Considering the capital intensity of an airline business, the Imo airline that has just been announced must take most of our people by surprise. And they are asking:
Was it started with borrowed funds or with money Imo state government had in reserve? Does the state have all that money, but refused to pay people salaries, pensions and contract fees?
It is tempting to welcome such investment as an economic step in the right direction, but the question will still be asked: why not pay the salaries and pensions that are outstanding first and alleviate the suffering of the masses being owed? Pay people first, before any grandiose airline investment. This makes more sense.
That not withstanding, we are still neither questioning nor condemning the decision, since it has been taken and executed. But the new airline must not be run like the Civil Service. We have to avoid the pitfalls that bedeviled the Civil Service and made the government unable to pay them.
Since government is said to be the owner of the Airline, the same lousy Civil Service mentality can also kill the airline and defeat its aims. That would be a disaster of a calamitous proportion again.

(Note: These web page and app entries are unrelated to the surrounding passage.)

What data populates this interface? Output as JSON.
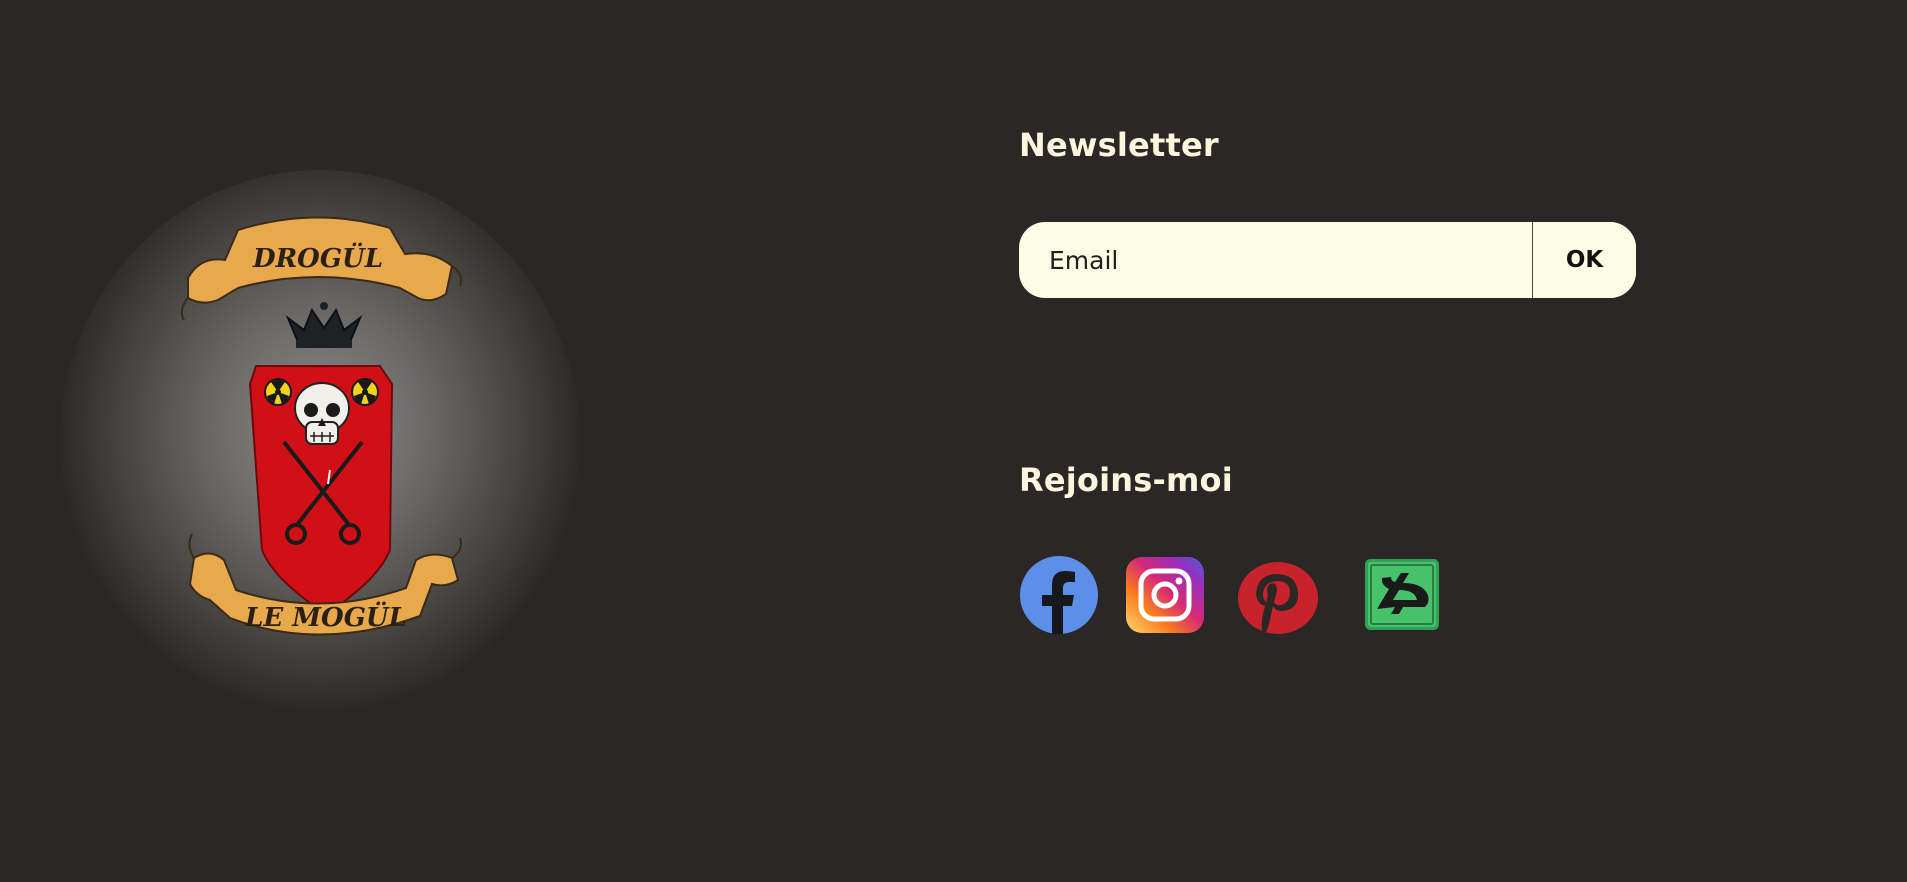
{
  "crest": {
    "banner_top_text": "DROGÜL",
    "banner_bottom_text": "LE MOGÜL"
  },
  "newsletter": {
    "title": "Newsletter",
    "email_placeholder": "Email",
    "email_value": "",
    "submit_label": "OK"
  },
  "social": {
    "title": "Rejoins-moi",
    "links": [
      {
        "icon": "facebook-icon",
        "color": "#5b8fe8"
      },
      {
        "icon": "instagram-icon",
        "color": "#d62976"
      },
      {
        "icon": "pinterest-icon",
        "color": "#c8232c"
      },
      {
        "icon": "deviantart-icon",
        "color": "#47c26a"
      }
    ]
  },
  "colors": {
    "background": "#2b2726",
    "heading": "#fbf5dd",
    "input_bg": "#fdfde5",
    "shield_red": "#d10f16",
    "banner_gold": "#e8a94c"
  }
}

On the issue of who owns the airline, Dana or Imo government, what is most probable is that it is a partnership of the two. But the governor needs to clarify this better for the sake of transparency. If the funding sustainability of the project can be guaranteed, the whole idea of an Imo Airline can be applauded. It could be viable. It is a prestige project which portrays Imo as rich, if not the richest state. However and eventually it is with mixed feelings that Imo people welcome their new Airline. We need to justify the hopes of those who look at the project with optimism.
(c) Christian voice newspaper